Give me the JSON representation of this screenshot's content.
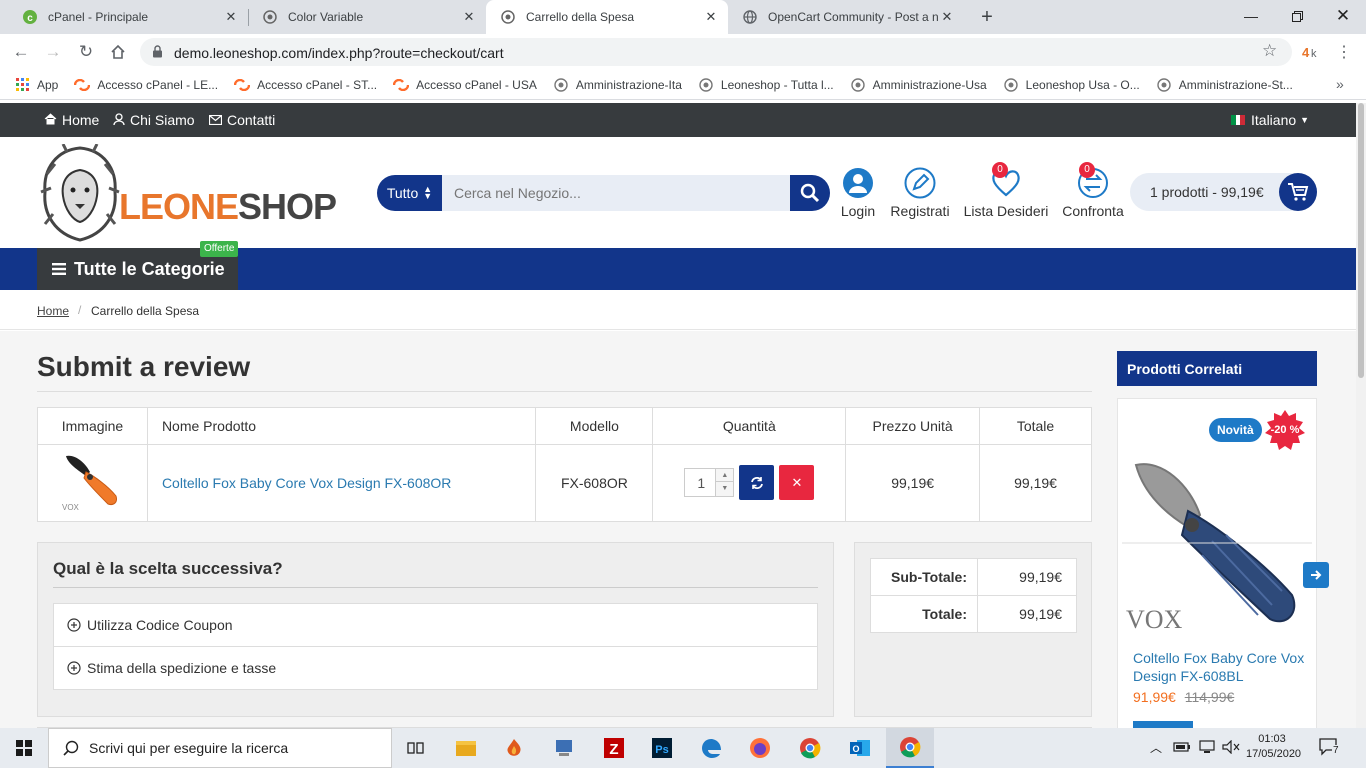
{
  "browser": {
    "tabs": [
      {
        "title": "cPanel - Principale",
        "icon": "cpanel-icon"
      },
      {
        "title": "Color Variable",
        "icon": "lion-icon"
      },
      {
        "title": "Carrello della Spesa",
        "icon": "lion-icon",
        "active": true
      },
      {
        "title": "OpenCart Community - Post a ne",
        "icon": "globe-icon"
      }
    ],
    "url": "demo.leoneshop.com/index.php?route=checkout/cart",
    "bookmarks": [
      {
        "label": "App",
        "icon": "apps-icon"
      },
      {
        "label": "Accesso cPanel - LE...",
        "icon": "cpanel-icon"
      },
      {
        "label": "Accesso cPanel - ST...",
        "icon": "cpanel-icon"
      },
      {
        "label": "Accesso cPanel - USA",
        "icon": "cpanel-icon"
      },
      {
        "label": "Amministrazione-Ita",
        "icon": "lion-icon"
      },
      {
        "label": "Leoneshop - Tutta l...",
        "icon": "lion-icon"
      },
      {
        "label": "Amministrazione-Usa",
        "icon": "lion-icon"
      },
      {
        "label": "Leoneshop Usa - O...",
        "icon": "lion-icon"
      },
      {
        "label": "Amministrazione-St...",
        "icon": "lion-icon"
      }
    ]
  },
  "site": {
    "topnav": {
      "home": "Home",
      "about": "Chi Siamo",
      "contacts": "Contatti",
      "language": "Italiano"
    },
    "logo": {
      "part1": "LEONE",
      "part2": "SHOP"
    },
    "search": {
      "category": "Tutto",
      "placeholder": "Cerca nel Negozio..."
    },
    "actions": {
      "login": "Login",
      "register": "Registrati",
      "wishlist": "Lista Desideri",
      "wishlist_count": "0",
      "compare": "Confronta",
      "compare_count": "0"
    },
    "cart_button": "1 prodotti - 99,19€",
    "categories": {
      "label": "Tutte le Categorie",
      "badge": "Offerte"
    },
    "breadcrumb": {
      "home": "Home",
      "current": "Carrello della Spesa"
    },
    "page_title": "Submit a review",
    "cart_table": {
      "headers": [
        "Immagine",
        "Nome Prodotto",
        "Modello",
        "Quantità",
        "Prezzo Unità",
        "Totale"
      ],
      "rows": [
        {
          "name": "Coltello Fox Baby Core Vox Design FX-608OR",
          "model": "FX-608OR",
          "qty": "1",
          "unit_price": "99,19€",
          "total": "99,19€"
        }
      ]
    },
    "next_step": {
      "title": "Qual è la scelta successiva?",
      "coupon": "Utilizza Codice Coupon",
      "shipping": "Stima della spedizione e tasse"
    },
    "totals": {
      "subtotal_label": "Sub-Totale:",
      "subtotal": "99,19€",
      "total_label": "Totale:",
      "total": "99,19€"
    },
    "related": {
      "title": "Prodotti Correlati",
      "badge_new": "Novità",
      "badge_discount": "-20 %",
      "product_name": "Coltello Fox Baby Core Vox Design FX-608BL",
      "price": "91,99€",
      "old_price": "114,99€",
      "brand": "VOX"
    }
  },
  "taskbar": {
    "search_placeholder": "Scrivi qui per eseguire la ricerca",
    "time": "01:03",
    "date": "17/05/2020",
    "notifications": "7"
  },
  "colors": {
    "brand_blue": "#12358a",
    "topbar": "#373b3e",
    "logo_orange": "#e8762c",
    "link": "#2a7ab0",
    "danger": "#e8273f",
    "price_orange": "#f36f1f"
  }
}
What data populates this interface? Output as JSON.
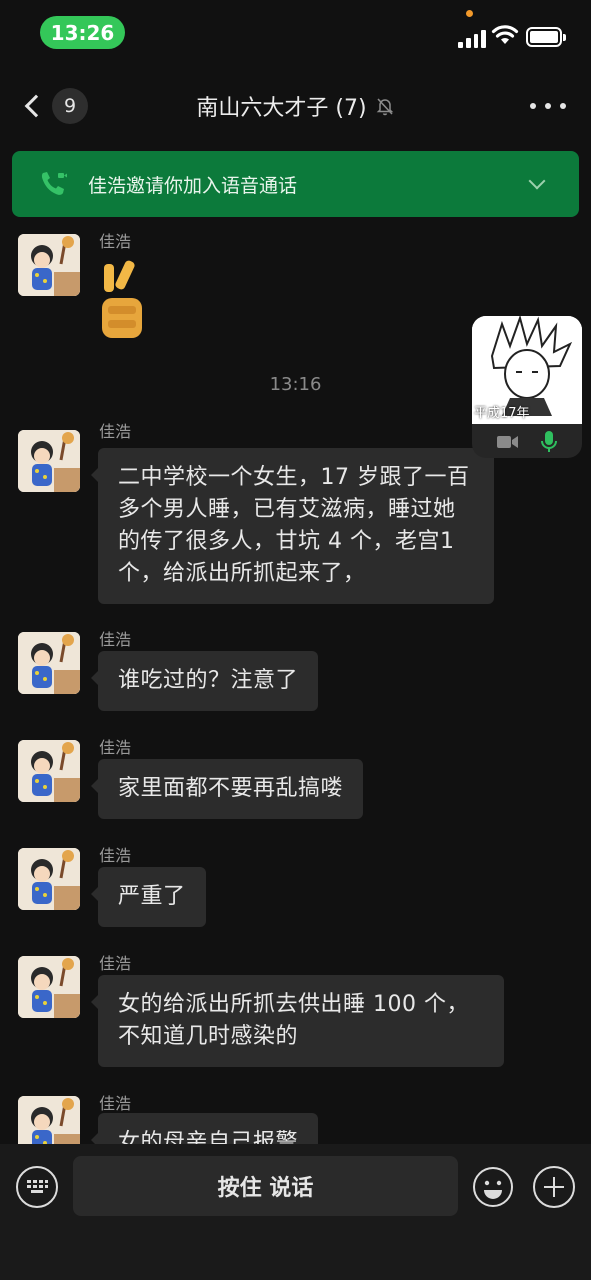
{
  "status_bar": {
    "time": "13:26"
  },
  "nav": {
    "unread_count": "9",
    "title": "南山六大才子 (7)"
  },
  "call_banner": {
    "text": "佳浩邀请你加入语音通话"
  },
  "timestamp": "13:16",
  "messages": [
    {
      "sender": "佳浩",
      "type": "sticker",
      "sticker": "victory-hand"
    },
    {
      "sender": "佳浩",
      "text": "二中学校一个女生，17 岁跟了一百多个男人睡，已有艾滋病，睡过她的传了很多人，甘坑 4 个，老宫1个，给派出所抓起来了，"
    },
    {
      "sender": "佳浩",
      "text": "谁吃过的？注意了"
    },
    {
      "sender": "佳浩",
      "text": "家里面都不要再乱搞喽"
    },
    {
      "sender": "佳浩",
      "text": "严重了"
    },
    {
      "sender": "佳浩",
      "text": "女的给派出所抓去供出睡 100 个，不知道几时感染的"
    },
    {
      "sender": "佳浩",
      "text": "女的母亲自己报警"
    }
  ],
  "float_window": {
    "caption": "平成17年"
  },
  "input_bar": {
    "hold_to_talk": "按住 说话"
  },
  "colors": {
    "accent_green": "#0c7a3b",
    "bubble": "#2c2c2c",
    "background": "#111111",
    "time_pill": "#34c759"
  }
}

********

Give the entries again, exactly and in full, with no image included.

Give me the JSON representation of this screenshot's content.
{
  "browser": {
    "tabs": [
      {
        "title": "cPanel - Principale",
        "icon": "cpanel-icon"
      },
      {
        "title": "Color Variable",
        "icon": "lion-icon"
      },
      {
        "title": "Carrello della Spesa",
        "icon": "lion-icon",
        "active": true
      },
      {
        "title": "OpenCart Community - Post a ne",
        "icon": "globe-icon"
      }
    ],
    "url": "demo.leoneshop.com/index.php?route=checkout/cart",
    "bookmarks": [
      {
        "label": "App",
        "icon": "apps-icon"
      },
      {
        "label": "Accesso cPanel - LE...",
        "icon": "cpanel-icon"
      },
      {
        "label": "Accesso cPanel - ST...",
        "icon": "cpanel-icon"
      },
      {
        "label": "Accesso cPanel - USA",
        "icon": "cpanel-icon"
      },
      {
        "label": "Amministrazione-Ita",
        "icon": "lion-icon"
      },
      {
        "label": "Leoneshop - Tutta l...",
        "icon": "lion-icon"
      },
      {
        "label": "Amministrazione-Usa",
        "icon": "lion-icon"
      },
      {
        "label": "Leoneshop Usa - O...",
        "icon": "lion-icon"
      },
      {
        "label": "Amministrazione-St...",
        "icon": "lion-icon"
      }
    ]
  },
  "site": {
    "topnav": {
      "home": "Home",
      "about": "Chi Siamo",
      "contacts": "Contatti",
      "language": "Italiano"
    },
    "logo": {
      "part1": "LEONE",
      "part2": "SHOP"
    },
    "search": {
      "category": "Tutto",
      "placeholder": "Cerca nel Negozio..."
    },
    "actions": {
      "login": "Login",
      "register": "Registrati",
      "wishlist": "Lista Desideri",
      "wishlist_count": "0",
      "compare": "Confronta",
      "compare_count": "0"
    },
    "cart_button": "1 prodotti - 99,19€",
    "categories": {
      "label": "Tutte le Categorie",
      "badge": "Offerte"
    },
    "breadcrumb": {
      "home": "Home",
      "current": "Carrello della Spesa"
    },
    "page_title": "Submit a review",
    "cart_table": {
      "headers": [
        "Immagine",
        "Nome Prodotto",
        "Modello",
        "Quantità",
        "Prezzo Unità",
        "Totale"
      ],
      "rows": [
        {
          "name": "Coltello Fox Baby Core Vox Design FX-608OR",
          "model": "FX-608OR",
          "qty": "1",
          "unit_price": "99,19€",
          "total": "99,19€"
        }
      ]
    },
    "next_step": {
      "title": "Qual è la scelta successiva?",
      "coupon": "Utilizza Codice Coupon",
      "shipping": "Stima della spedizione e tasse"
    },
    "totals": {
      "subtotal_label": "Sub-Totale:",
      "subtotal": "99,19€",
      "total_label": "Totale:",
      "total": "99,19€"
    },
    "related": {
      "title": "Prodotti Correlati",
      "badge_new": "Novità",
      "badge_discount": "-20 %",
      "product_name": "Coltello Fox Baby Core Vox Design FX-608BL",
      "price": "91,99€",
      "old_price": "114,99€",
      "brand": "VOX"
    }
  },
  "taskbar": {
    "search_placeholder": "Scrivi qui per eseguire la ricerca",
    "time": "01:03",
    "date": "17/05/2020",
    "notifications": "7"
  },
  "colors": {
    "brand_blue": "#12358a",
    "topbar": "#373b3e",
    "logo_orange": "#e8762c",
    "link": "#2a7ab0",
    "danger": "#e8273f",
    "price_orange": "#f36f1f"
  }
}
What data populates this interface? Output as JSON.
{
  "status_bar": {
    "time": "13:26"
  },
  "nav": {
    "unread_count": "9",
    "title": "南山六大才子 (7)"
  },
  "call_banner": {
    "text": "佳浩邀请你加入语音通话"
  },
  "timestamp": "13:16",
  "messages": [
    {
      "sender": "佳浩",
      "type": "sticker",
      "sticker": "victory-hand"
    },
    {
      "sender": "佳浩",
      "text": "二中学校一个女生，17 岁跟了一百多个男人睡，已有艾滋病，睡过她的传了很多人，甘坑 4 个，老宫1个，给派出所抓起来了，"
    },
    {
      "sender": "佳浩",
      "text": "谁吃过的？注意了"
    },
    {
      "sender": "佳浩",
      "text": "家里面都不要再乱搞喽"
    },
    {
      "sender": "佳浩",
      "text": "严重了"
    },
    {
      "sender": "佳浩",
      "text": "女的给派出所抓去供出睡 100 个，不知道几时感染的"
    },
    {
      "sender": "佳浩",
      "text": "女的母亲自己报警"
    }
  ],
  "float_window": {
    "caption": "平成17年"
  },
  "input_bar": {
    "hold_to_talk": "按住 说话"
  },
  "colors": {
    "accent_green": "#0c7a3b",
    "bubble": "#2c2c2c",
    "background": "#111111",
    "time_pill": "#34c759"
  }
}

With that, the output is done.